1. The study examines the relationship between leader communication and effective employee decision making.
2. Results show that leader communication, as measured by the motivating language scale, is significantly and positively related to improved worker decision making.
3. The study advances motivating language theory and provides an applied communications framework for improving employee decision making.
The article "The Effects of Leader Motivating Language Use on Employee Decision Making" by Milton Mayfield and Jacqueline Mayfield explores the relationship between leader communication and employee decision making. The authors argue that quality employee decision making is essential for organizational success, and effective communication from leaders can improve this process. They focus specifically on motivating language theory (MLT) and its impact on worker decision making.
Overall, the article provides a thorough examination of the topic, drawing on previous research to support their claims. However, there are some potential biases and limitations to consider.
One potential bias is that the authors rely heavily on MLT as a framework for understanding leader communication. While MLT has been shown to have positive effects in previous studies, it may not be the only or most effective way to motivate employees. Additionally, the authors do not explore potential drawbacks or limitations of using MLT in practice.
Another limitation is that the study focuses solely on verbal communication from leaders, ignoring other factors that may influence employee decision making such as nonverbal cues or organizational culture. This narrow focus may limit the generalizability of their findings.
Additionally, while the authors provide evidence for a positive relationship between leader communication and employee decision making, they do not explore potential counterarguments or alternative explanations for their findings. For example, it is possible that other factors such as job satisfaction or training opportunities may also play a role in improving employee decision making.
Finally, there is some promotional content in the article as the authors suggest that organizations can adopt MLT tools to promote better decision making at all levels. While this may be true, it is important to note any potential risks or limitations associated with implementing these tools.

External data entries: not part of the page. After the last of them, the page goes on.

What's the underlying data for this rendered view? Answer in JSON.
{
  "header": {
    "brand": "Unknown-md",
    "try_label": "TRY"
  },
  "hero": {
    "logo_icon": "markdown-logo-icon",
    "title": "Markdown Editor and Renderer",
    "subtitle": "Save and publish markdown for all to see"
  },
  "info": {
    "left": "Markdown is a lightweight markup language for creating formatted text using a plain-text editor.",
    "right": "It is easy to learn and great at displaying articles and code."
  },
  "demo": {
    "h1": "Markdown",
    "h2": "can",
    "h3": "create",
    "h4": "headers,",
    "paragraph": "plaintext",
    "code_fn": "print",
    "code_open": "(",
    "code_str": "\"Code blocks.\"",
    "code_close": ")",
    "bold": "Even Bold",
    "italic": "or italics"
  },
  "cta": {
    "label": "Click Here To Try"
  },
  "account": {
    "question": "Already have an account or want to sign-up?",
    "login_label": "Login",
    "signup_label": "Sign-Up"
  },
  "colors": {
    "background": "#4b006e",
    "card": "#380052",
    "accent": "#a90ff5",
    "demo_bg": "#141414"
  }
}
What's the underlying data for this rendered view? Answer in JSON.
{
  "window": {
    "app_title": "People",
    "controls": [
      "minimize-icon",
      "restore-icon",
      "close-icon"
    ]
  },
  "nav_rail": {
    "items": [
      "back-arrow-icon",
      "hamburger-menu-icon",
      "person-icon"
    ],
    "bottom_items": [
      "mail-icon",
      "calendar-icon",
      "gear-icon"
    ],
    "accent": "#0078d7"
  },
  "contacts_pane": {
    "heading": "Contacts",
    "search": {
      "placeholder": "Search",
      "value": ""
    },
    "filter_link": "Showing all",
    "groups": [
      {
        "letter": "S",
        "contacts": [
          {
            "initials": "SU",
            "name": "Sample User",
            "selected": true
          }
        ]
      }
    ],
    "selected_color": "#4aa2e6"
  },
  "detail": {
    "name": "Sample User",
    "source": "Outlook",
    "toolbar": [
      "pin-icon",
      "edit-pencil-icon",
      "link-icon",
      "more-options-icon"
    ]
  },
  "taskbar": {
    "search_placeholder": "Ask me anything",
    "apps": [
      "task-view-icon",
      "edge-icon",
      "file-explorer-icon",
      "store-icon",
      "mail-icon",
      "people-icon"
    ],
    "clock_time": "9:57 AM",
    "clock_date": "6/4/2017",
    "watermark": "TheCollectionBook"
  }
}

In conclusion, while "The Effects of Leader Motivating Language Use on Employee Decision Making" provides valuable insights into how leader communication can impact employee decision making, there are some potential biases and limitations to consider. Future research should explore alternative frameworks and factors that may influence this process to provide a more comprehensive understanding of how organizations can improve their decision-making processes.